Go through the lines below and copy any that hold the string "label".

### Data extracts
Start of Block

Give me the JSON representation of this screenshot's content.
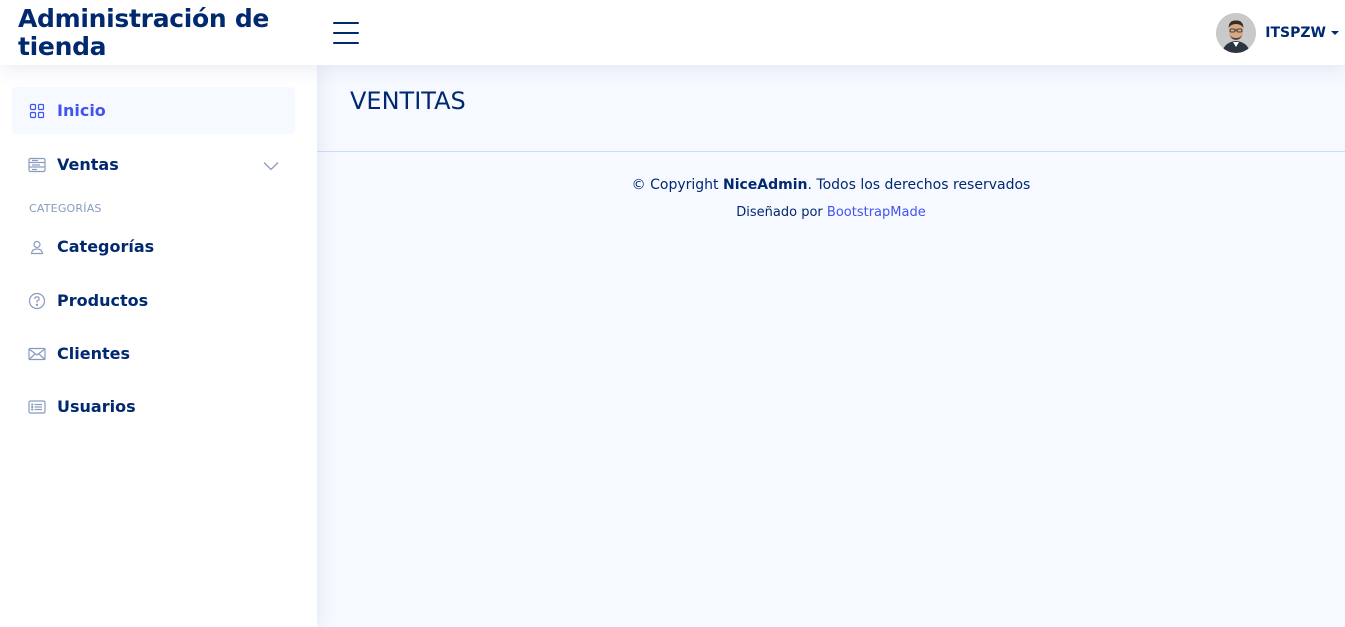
{
  "header": {
    "logo_text": "Administración de tienda",
    "user_name": "ITSPZW"
  },
  "sidebar": {
    "items": [
      {
        "label": "Inicio",
        "icon": "grid-icon",
        "active": true
      },
      {
        "label": "Ventas",
        "icon": "layout-text-icon"
      },
      {
        "label": "Categorías",
        "icon": "person-icon"
      },
      {
        "label": "Productos",
        "icon": "question-circle-icon"
      },
      {
        "label": "Clientes",
        "icon": "envelope-icon"
      },
      {
        "label": "Usuarios",
        "icon": "card-list-icon"
      }
    ],
    "section_heading": "CATEGORÍAS"
  },
  "main": {
    "title": "VENTITAS"
  },
  "footer": {
    "copyright_prefix": "© Copyright ",
    "brand": "NiceAdmin",
    "copyright_suffix": ". Todos los derechos reservados",
    "credits_prefix": "Diseñado por ",
    "credits_link": "BootstrapMade"
  },
  "colors": {
    "primary": "#012970",
    "accent": "#4154f1",
    "background": "#f6f9ff",
    "muted": "#899bbd"
  }
}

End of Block

### Written response
        "label": "Inicio",
        "label": "Ventas",
        "label": "Categorías",
        "label": "Productos",
        "label": "Clientes",
        "label": "Usuarios",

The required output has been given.